Because China works so hard to conceal the workings of its political system, outsiders get only glimpses of the turmoil. The Financial Times reported last weekend that Zhou Yongkang, one of Bo’s key backers on the Politburo’s standing committee, had been forced to give up control of China’s police, judiciary and secret police. The Wall Street Journal wrote Thursday that two senior Chinese military officials, Gen. Liu Yuan and Gen. Zhang Haiyang, had been questioned about their links to Bo. Such rumors abound, all impossible to verify.
Across China, there is said to be uncertainty as officials try to understand what’s happening and to protect themselves. It’s a nerve-wracking moment for a country where, as one longtime China investor privately observes, “the whole point of political office is to steal as much money as possible as fast as possible.”
The official line, conveyed by People’s Daily, is that the country’s leadership transition will go forward as scheduled this fall, with Xi Jinping expected to succeed Hu Jintao as president. But this brave front masks what China-watchers describe as a state of high anxiety. Though Bo has been attacked as a “princeling” son of the party elite, some of the Politburo members who ousted him are princelings, too, including Prime Minister Wen Jiabao and Xi himself. The full array of targets in the anti-Bo campaign is not yet clear, so the fallout is hard to predict.

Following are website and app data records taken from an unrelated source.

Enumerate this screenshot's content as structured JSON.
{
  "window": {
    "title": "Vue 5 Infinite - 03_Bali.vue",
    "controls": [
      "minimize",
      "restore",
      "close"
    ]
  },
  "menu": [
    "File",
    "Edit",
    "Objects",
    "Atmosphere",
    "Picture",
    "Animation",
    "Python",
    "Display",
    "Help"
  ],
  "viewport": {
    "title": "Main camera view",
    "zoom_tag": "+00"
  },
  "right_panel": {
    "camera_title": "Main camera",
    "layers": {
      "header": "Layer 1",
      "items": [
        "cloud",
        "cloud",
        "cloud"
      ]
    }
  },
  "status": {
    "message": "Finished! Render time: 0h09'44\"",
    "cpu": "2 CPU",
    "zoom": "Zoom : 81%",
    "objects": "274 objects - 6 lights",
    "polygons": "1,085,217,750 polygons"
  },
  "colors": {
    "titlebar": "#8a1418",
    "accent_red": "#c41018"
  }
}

What dynamics underlie this jockeying among the leadership? I put that question to Kenneth Lieberthal, a senior fellow of the Brookings Institution and perhaps America’s most respected Sinologist. He notes three factors that make the current moment so delicate:

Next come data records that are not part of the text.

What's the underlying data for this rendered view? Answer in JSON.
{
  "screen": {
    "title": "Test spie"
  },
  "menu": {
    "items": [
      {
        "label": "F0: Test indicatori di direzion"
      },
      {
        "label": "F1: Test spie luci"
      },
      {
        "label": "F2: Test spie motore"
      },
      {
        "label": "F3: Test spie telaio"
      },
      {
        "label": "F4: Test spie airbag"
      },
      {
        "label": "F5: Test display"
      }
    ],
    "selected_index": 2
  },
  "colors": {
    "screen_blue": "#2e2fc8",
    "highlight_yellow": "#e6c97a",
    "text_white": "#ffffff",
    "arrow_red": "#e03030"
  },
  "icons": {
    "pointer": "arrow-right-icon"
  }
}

●The Chinese leadership is rarely so clearly divided. The party rulers prize consensus and believe that it’s a key factor in maintaining stability. They learned long ago that if they don’t hang together, they risk all hanging separately. That essential consensus is now in question.
●The Chinese middle class, whose rise has buttressed political stability, appears disgruntled. Social media in China are alive with complaints about product safety, food safety, air quality (described by U.S. officials as “crazy bad”) and widespread corruption. A crucial social force is increasingly disaffected, and the spread of new social media amplifies this discontent.
●The Chinese elite worry about a huge migrant labor force, estimated at 300 million, who live mostly on the margins of the rich coastal cities. They represent a potential source of instability because they are denied full urban status, with its attendant benefits. If there’s one thing China is good at, it’s managing and suppressing internal dissent, so you’d have to bet that Beijing will keep the lid on. But it’s getting harder.
These problems would be worrying even if the Chinese economy were still in its mega-boom phase. But economic growth is cooling. China’s imports and exports have both slowed over the past year, and the country’s central bank just lowered its reserve requirements, for the third time in six months, to encourage banks to lend more money.
What does this wobbly Chinese transition mean for America? Lieberthal is surely right that there’s little the United States can do to shape events, in any event. China is too big and complicated a country for that.
For 40 years, the United States has seen a rising and stable China as being in its interest, and this core interest hasn’t changed. But if the Chinese leadership can’t contain the current turmoil, new political forces may emerge calling for a more open and democratic China. Americans are bound to be sympathetic, as they were to the Tiananmen protesters. But the process of change could be wildly unstable: An evolving China is better for everybody than an exploding one.